"We wanted to make sure a lot of it was about the kit you have equipped," Keenan says, as Rogers barely scrapes by in a battle against a handful of goblins and two more powerful Fachan. "He would have access to way more skills than he has placed on his bar right now. As you go through dungeons you get a sense of what things are working and what aren't, and you change your kit around a little bit."
"You can't switch them out in combat, but as you progress your character you gain access to new and different weapons, and the weapons carry abilities with them," Rogers adds. "So you might be using this one skill combo you've been using for awhile, and you like it but you've been doing it over and over again. That's when we hand you this new type of weapon with objectively better stats. It's really tempting for you to now bring that in, because it's better, but now you have to think about how can I incorporate this clearly better weapon and this new ability into my combo, and what new things can I really switch around to optimize it?"
As if the tactics game connection wasn't blatant enough, you learn new abilities from weapons and get to permanently equip them once you've mastered them, just like Final Fantasy Tactics.
"Which, for the record, is my favorite Final Fantasy of all of them," Rogers grins. "I actually borrowed my friend's PlayStation to play that."
Dungeons left to build
The Bard's Tale 4's combat system, with its shades of Japanese tactics games and willingness to ditch some generic RPG basics, excites me more than anything else inXile has cooked up. It's something new for a dungeon crawler, a potentially great reason to roam those beautiful hallways and forests.
The one obvious shortcoming in my early look is the 2D character portraits for your party that appear at the bottom of the battle screen. Their simplistic animations feel crude and cheap paired with the 3D enemies behind them. The character art itself is nice, but there's a stylistic mismatch there that just doesn't work. I hope to see that smoothed over by 2018, when The Bard's Tale 4 is set to release.
There's still so much of The Bard's Tale 4 I haven't seen. There's a conversation system with NPCs, which Rogers confirms is in there. There's the inventory and other menus for abilities. There's using items outside of battle and crafting potions. There are environmental puzzles, which Rogers shows me one of. We reach the torture chamber of Castle Hangskall, following the trail of the staffer whose key we needed to collect. The puzzle (delivered by a classic Brian Fargo magic mouth) is a hunt for symbols spread throughout the chamber; deciphering a riddle lets us deduce the order of those symbols and unlock the iron maiden where the key ended up.

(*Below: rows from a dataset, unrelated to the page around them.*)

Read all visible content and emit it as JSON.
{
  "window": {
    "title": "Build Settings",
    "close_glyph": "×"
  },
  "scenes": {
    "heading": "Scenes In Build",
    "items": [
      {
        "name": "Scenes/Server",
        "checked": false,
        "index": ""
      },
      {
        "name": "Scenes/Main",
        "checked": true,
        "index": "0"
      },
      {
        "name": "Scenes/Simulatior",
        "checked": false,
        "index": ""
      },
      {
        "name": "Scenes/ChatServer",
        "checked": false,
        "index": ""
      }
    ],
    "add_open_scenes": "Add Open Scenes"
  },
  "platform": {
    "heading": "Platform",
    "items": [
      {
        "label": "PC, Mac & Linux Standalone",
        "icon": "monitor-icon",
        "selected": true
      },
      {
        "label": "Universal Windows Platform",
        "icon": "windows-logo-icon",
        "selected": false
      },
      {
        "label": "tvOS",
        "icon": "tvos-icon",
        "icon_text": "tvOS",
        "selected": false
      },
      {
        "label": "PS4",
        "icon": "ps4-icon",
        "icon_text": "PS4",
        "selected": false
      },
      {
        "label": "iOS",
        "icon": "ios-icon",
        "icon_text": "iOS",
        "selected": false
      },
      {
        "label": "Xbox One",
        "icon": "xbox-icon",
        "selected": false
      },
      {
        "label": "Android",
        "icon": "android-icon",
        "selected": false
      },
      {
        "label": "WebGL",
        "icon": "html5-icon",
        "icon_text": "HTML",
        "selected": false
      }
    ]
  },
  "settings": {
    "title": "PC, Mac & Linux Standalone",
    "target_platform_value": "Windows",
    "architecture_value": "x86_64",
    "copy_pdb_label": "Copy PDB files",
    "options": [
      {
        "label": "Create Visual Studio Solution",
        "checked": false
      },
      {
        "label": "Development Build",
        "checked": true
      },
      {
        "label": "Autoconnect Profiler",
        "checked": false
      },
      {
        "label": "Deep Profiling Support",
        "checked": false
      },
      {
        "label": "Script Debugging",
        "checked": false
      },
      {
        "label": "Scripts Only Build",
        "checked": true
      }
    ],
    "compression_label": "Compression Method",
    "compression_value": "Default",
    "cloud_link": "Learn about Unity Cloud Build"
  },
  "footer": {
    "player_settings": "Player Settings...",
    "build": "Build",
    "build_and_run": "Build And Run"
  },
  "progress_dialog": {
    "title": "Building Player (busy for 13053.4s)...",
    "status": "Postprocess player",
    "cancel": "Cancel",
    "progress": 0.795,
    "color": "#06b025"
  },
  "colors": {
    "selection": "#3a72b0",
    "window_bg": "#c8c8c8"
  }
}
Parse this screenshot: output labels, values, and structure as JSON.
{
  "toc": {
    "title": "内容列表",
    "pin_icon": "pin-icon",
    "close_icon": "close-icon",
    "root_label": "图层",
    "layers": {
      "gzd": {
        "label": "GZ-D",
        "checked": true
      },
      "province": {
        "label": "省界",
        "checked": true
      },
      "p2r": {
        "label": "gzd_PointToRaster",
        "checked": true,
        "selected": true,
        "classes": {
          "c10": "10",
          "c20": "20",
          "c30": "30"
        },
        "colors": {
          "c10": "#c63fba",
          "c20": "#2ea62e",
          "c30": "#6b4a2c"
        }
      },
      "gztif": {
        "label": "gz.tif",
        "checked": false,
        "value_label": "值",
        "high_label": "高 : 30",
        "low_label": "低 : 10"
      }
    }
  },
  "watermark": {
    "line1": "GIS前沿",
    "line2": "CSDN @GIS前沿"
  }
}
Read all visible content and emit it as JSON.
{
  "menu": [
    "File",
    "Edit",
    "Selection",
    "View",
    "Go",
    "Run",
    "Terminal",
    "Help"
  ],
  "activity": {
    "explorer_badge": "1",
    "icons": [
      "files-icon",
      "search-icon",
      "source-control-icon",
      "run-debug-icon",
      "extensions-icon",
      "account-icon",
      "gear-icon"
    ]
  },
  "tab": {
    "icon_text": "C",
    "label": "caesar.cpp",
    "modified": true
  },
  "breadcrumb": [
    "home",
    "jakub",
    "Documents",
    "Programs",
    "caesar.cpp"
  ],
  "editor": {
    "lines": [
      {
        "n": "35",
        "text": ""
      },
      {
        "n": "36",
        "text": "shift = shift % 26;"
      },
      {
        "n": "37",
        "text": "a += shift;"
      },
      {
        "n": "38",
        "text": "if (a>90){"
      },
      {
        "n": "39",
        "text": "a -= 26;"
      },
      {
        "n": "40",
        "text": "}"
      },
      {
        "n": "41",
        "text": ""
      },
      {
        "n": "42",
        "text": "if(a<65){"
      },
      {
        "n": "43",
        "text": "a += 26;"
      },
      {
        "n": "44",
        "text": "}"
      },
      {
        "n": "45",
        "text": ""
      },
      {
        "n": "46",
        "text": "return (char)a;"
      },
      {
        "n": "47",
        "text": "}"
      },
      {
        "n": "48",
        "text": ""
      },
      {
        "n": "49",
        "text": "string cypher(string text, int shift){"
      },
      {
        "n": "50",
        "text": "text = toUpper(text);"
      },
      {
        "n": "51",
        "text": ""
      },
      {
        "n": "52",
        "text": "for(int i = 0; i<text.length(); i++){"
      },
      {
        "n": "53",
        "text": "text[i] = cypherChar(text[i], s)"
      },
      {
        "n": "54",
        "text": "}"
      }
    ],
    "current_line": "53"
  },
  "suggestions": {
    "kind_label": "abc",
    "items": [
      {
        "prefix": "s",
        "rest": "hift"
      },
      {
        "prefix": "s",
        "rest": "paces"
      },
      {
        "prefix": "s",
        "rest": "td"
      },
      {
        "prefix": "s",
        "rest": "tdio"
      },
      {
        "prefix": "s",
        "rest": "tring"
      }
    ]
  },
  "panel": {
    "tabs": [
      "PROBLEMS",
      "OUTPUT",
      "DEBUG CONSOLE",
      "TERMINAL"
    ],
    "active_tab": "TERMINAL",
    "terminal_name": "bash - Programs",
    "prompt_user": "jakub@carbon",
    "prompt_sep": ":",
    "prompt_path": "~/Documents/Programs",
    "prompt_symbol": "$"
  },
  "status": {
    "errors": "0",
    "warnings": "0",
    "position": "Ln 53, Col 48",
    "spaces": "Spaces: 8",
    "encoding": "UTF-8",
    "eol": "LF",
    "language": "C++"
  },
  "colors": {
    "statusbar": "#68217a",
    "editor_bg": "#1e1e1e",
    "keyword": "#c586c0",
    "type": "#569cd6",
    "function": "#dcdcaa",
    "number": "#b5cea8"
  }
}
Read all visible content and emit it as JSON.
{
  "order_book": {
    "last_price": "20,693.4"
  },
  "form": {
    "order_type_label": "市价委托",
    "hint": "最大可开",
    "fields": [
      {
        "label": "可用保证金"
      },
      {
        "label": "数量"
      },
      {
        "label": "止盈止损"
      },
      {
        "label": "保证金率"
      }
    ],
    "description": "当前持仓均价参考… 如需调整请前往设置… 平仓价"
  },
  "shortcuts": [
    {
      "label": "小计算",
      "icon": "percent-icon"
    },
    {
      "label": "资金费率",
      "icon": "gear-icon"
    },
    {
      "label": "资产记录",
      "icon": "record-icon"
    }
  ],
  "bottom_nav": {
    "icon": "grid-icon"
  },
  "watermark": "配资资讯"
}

It's a nice mental challenge, but also unabashedly gamey: I can't stop wondering why those symbols were randomly painted on objects in the room, including a pile of skulls. That didn't exactly feel natural, but it's one puzzle of likely dozens. And if more of The Bard's Tale 4 is as creative as inXile's idea for special items called puzzle weapons, I can see myself exploring every inch of a dungeon looking for its secrets.
"Puzzle weapons are weapons made by the elves that basically have security systems installed into them by their original creator," Rogers explains. "You have to solve one or more puzzles found directly on the weapon to unlock its dormant magical power. So you might solve a riddle in order to know what colored gem to insert, which activates a power flow maze, that leads to another puzzle in which you have to enter some information about the elven house who crafted the weapon, and culminate in a final puzzle, ultimately unlocking a special passive ability for your weapon, like lighting enemies on fire when you strike them. Some weapons have one simple puzzle, while others might be a gauntlet of puzzles. We wanted to provide some real tangible benefits to delving through lore, and also make the act of discovering a magic item a little more meaningful, and the start of a new journey rather than the end."